Microsoft is set for a bumper Patch Tuesday next week with 10 security updates planned. The company is looking to fix serious bugs in Windows, Internet Explorer (IE), Word and Excel.
If the company follows through on its plans - sometimes Microsoft ditches an update at the last minute - next week's Patch Tuesday will be the largest since October 2008.
"We're back to a normal load," said Andrew Storms, director of security operations at nCircle Network Security. "Some may think of it as pretty big, but really, for anyone who's dealt with Patch Tuesday for the last five years, it's what we should be expecting."
Last month, Microsoft issued just one security update, a 14-patch fix for PowerPoint.
Of the 10 updates Microsoft announced today in its monthly advance notification, six will affect Windows, and one each will patch problems in Internet Explorer (IE), Word, Excel and Microsoft Office. Six of the 10 were marked "critical," Microsoft's highest threat ranking, while three were judged "moderate" and one as "important."
The six critical updates will patch Windows (which gets two of the updates), IE, Word, Excel and Office.
"The red flag is going to be [the] IE [update]." said Storms. "It's critical, it's on all versions [of Windows], and it's even critical in Vista for IE7 and IE8."
IE8, which was released in March, is Microsoft's most security-conscious browser yet. Tuesday's update will provide the first-ever production patches for IE8.
Storms also pointed out that it looks like Microsoft won't protect Mac users this month. "We don't have the PowerPoint for the Mac patches," he said after reviewing the advance notice. Last month, Microsoft took the unusual step of patching the Windows versions of PowerPoint, but not the Mac editions, saying that it didn't want to postpone the update to await Mac fixes.
Attackers had been exploiting the PowerPoint bug in Windows since at least early April. "[But] none of the exploit samples we have analysed will reliably exploit the Mac version, so we didn't want to hold the Windows security update while we wait for Mac packages," Jonathan Ness, an engineer at the Microsoft Security Response Center, explained last month.
Some criticised Microsoft's decision. Swa Frantzen, an analyst at SANS Institute's Internet Storm Center (ISC), said Microsoft was breaking its own rules about "responsible disclosure" by letting the Mac patches slide. "We all know from past experience [that] the reverse engineering of patches back into exploits starts at the time - if not before - the patches are released," said Frantzen four weeks ago. "So in the end, Microsoft just released what hackers need to attack."
Other recently-acknowledged bugs may or may not get fixed next week, said Storms. He was pessimistic about Microsoft patching a problem in DirectX that the company confirmed only last week; the bug is actively being exploited by hackers, according to Microsoft. None of the updates' revealed today seemed to fit the affected software profile of the DirectX vulnerability, Storms said.
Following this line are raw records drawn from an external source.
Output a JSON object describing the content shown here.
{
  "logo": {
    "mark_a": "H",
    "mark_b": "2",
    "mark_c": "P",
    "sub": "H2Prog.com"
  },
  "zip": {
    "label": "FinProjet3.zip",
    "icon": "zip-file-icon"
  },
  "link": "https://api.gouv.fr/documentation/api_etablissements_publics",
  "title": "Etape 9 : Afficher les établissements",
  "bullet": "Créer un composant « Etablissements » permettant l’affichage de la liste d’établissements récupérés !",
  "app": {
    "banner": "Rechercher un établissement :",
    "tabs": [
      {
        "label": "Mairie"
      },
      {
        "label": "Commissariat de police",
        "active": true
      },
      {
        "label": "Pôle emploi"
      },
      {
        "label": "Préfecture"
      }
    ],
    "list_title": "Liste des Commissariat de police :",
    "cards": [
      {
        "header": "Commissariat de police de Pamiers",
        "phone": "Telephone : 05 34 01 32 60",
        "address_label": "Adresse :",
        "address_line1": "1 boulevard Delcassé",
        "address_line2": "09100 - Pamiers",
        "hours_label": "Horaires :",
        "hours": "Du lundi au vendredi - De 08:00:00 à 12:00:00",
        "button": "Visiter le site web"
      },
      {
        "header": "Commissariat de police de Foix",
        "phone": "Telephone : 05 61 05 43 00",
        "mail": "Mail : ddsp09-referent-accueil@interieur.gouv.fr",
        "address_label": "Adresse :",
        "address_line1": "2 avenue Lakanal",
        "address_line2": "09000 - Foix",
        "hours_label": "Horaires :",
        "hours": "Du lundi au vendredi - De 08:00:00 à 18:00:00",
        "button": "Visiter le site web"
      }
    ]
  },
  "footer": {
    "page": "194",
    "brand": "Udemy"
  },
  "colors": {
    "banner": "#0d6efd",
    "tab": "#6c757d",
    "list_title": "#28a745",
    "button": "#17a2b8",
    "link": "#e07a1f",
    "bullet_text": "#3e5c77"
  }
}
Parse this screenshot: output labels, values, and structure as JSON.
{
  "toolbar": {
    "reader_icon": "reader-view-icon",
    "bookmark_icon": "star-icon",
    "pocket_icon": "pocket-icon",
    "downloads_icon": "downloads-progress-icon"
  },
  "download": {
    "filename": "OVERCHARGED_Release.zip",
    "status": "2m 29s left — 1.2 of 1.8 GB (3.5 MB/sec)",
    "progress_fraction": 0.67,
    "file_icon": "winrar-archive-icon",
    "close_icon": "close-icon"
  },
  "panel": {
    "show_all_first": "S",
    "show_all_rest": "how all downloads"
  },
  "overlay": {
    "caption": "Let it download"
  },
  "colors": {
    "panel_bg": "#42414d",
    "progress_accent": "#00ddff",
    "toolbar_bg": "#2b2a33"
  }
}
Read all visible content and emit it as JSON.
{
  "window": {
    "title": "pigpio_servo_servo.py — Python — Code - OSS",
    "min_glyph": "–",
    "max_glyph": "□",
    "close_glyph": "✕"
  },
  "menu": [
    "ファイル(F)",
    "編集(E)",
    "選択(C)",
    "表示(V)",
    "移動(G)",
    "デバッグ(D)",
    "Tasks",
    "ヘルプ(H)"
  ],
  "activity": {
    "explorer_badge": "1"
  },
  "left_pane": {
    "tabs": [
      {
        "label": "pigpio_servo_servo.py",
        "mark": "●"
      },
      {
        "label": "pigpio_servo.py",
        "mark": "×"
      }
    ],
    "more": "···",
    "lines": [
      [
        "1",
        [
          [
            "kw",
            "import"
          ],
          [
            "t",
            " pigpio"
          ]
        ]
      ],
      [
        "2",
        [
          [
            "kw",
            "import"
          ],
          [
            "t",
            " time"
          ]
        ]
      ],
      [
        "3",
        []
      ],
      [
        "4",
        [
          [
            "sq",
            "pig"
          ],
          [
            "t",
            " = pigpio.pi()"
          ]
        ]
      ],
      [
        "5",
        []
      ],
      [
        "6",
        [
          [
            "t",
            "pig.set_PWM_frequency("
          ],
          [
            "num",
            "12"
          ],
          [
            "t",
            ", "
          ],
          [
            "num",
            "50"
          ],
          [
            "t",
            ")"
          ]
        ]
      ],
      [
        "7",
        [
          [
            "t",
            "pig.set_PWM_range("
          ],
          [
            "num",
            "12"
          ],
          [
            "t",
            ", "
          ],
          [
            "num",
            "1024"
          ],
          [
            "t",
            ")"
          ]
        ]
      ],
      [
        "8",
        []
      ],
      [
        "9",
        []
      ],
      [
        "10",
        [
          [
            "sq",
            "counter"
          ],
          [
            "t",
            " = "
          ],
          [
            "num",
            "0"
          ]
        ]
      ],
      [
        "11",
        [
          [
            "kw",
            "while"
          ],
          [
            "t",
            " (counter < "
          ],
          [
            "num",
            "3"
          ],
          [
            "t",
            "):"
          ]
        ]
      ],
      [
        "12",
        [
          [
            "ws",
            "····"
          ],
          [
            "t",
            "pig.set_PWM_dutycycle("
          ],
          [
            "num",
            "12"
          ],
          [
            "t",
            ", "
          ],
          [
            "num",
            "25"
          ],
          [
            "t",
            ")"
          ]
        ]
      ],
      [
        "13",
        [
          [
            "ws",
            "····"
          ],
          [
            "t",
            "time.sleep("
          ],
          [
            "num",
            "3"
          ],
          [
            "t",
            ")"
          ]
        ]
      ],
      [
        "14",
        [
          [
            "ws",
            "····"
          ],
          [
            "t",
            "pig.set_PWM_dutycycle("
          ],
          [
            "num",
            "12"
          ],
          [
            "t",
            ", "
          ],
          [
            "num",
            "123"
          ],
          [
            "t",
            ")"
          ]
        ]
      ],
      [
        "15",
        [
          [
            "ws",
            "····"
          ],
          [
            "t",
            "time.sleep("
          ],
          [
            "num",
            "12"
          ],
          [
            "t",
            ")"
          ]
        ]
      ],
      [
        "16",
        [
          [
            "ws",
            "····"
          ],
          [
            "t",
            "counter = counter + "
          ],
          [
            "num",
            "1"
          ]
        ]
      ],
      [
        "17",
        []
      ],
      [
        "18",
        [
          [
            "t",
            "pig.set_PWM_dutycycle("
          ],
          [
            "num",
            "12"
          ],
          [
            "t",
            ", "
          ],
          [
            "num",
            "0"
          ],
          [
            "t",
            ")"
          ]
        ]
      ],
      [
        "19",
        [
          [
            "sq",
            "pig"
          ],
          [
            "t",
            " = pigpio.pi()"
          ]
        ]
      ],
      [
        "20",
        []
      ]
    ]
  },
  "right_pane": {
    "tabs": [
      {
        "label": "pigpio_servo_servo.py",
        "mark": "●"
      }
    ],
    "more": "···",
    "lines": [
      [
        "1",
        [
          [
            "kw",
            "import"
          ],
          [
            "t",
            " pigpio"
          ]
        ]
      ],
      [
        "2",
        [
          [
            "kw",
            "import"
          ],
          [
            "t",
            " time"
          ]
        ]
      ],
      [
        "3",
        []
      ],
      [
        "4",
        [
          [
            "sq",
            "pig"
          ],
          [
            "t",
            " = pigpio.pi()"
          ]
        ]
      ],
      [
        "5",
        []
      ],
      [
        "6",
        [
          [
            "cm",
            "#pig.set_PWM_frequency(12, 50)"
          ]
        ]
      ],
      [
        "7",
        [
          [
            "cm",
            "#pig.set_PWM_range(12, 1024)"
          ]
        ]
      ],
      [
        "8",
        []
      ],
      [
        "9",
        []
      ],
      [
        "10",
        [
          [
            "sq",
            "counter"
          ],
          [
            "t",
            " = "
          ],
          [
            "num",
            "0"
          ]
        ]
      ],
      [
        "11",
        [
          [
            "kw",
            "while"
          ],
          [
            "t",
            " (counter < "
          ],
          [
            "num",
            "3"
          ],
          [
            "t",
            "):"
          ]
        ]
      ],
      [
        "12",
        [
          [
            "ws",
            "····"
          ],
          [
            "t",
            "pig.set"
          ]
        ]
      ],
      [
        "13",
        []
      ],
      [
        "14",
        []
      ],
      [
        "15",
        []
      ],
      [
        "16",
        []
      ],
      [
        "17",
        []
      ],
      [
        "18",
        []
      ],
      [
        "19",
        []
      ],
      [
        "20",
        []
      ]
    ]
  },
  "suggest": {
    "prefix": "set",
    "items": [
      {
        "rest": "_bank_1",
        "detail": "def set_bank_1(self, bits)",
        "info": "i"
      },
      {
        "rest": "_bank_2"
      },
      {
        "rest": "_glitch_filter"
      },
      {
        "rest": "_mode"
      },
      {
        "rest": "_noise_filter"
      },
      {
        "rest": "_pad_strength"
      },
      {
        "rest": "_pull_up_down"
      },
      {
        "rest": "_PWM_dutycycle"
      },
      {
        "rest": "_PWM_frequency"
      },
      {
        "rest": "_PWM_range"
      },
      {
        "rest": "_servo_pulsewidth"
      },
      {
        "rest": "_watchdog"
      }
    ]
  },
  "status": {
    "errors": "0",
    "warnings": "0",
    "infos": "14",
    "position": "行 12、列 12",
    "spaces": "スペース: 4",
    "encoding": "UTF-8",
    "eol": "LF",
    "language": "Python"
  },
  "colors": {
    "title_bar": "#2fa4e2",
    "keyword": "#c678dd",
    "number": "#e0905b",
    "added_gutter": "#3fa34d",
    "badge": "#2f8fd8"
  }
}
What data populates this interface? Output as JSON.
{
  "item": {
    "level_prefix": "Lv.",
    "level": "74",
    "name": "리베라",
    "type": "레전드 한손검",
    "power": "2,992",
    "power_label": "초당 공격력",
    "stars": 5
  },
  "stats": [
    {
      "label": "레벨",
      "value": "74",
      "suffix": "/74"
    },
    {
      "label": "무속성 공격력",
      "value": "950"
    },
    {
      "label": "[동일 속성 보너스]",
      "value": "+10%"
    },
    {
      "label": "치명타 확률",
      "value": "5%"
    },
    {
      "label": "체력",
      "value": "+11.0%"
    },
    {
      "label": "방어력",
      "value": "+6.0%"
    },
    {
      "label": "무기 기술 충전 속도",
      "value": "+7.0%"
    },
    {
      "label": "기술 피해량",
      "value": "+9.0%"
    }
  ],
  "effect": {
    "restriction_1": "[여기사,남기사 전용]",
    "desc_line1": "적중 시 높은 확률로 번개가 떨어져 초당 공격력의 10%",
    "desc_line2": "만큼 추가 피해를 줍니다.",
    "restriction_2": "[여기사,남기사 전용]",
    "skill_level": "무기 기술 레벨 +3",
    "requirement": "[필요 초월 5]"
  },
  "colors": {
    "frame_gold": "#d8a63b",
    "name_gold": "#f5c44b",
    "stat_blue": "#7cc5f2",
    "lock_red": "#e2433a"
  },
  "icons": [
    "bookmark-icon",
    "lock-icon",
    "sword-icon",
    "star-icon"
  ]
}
But another outstanding advisory, which Microsoft reported two weeks ago and which involved its Internet Information Services (IIS) web-server software, may get patched. "It's not called out as IIS, so it's hard to say if it will be patched, but I could see them putting it under one of the [six] Windows updates," said Storms. Microsoft has downplayed the IIS bug, which could be used by criminals to steal data from web servers, because only some configurations are at risk.
This latest update will be the largest by bulletin count since Microsoft issued 11 in October 2008, but users and IT administrators won't really know the extent of their patching job until the total CVE (Common Vulnerabilities and Exposure) count is revealed next Tuesday, Storms argued. Microsoft often bundles multiple patches - each identified by a specific CVE number assigned to the flaw that it fixes - in each update. "The workload will depend on the CVE count out of this," said Storms. "We may get 60, or we may get 20."
While the CVE count doesn't affect the testing companies do on Microsoft's security updates, it can affect the amount of work if, as is often the case, an organisation is unable to patch immediately and so implements the workarounds that Microsoft recommends. In its update bulletins, Microsoft lists separate workarounds for each CVE; in other words, if an update includes five patches for five CVEs, it could list five different workarounds.
"So it could go either way next week," said Storms. "But it's going to be an all-eyes forward on the IE update. That's the red flag for June."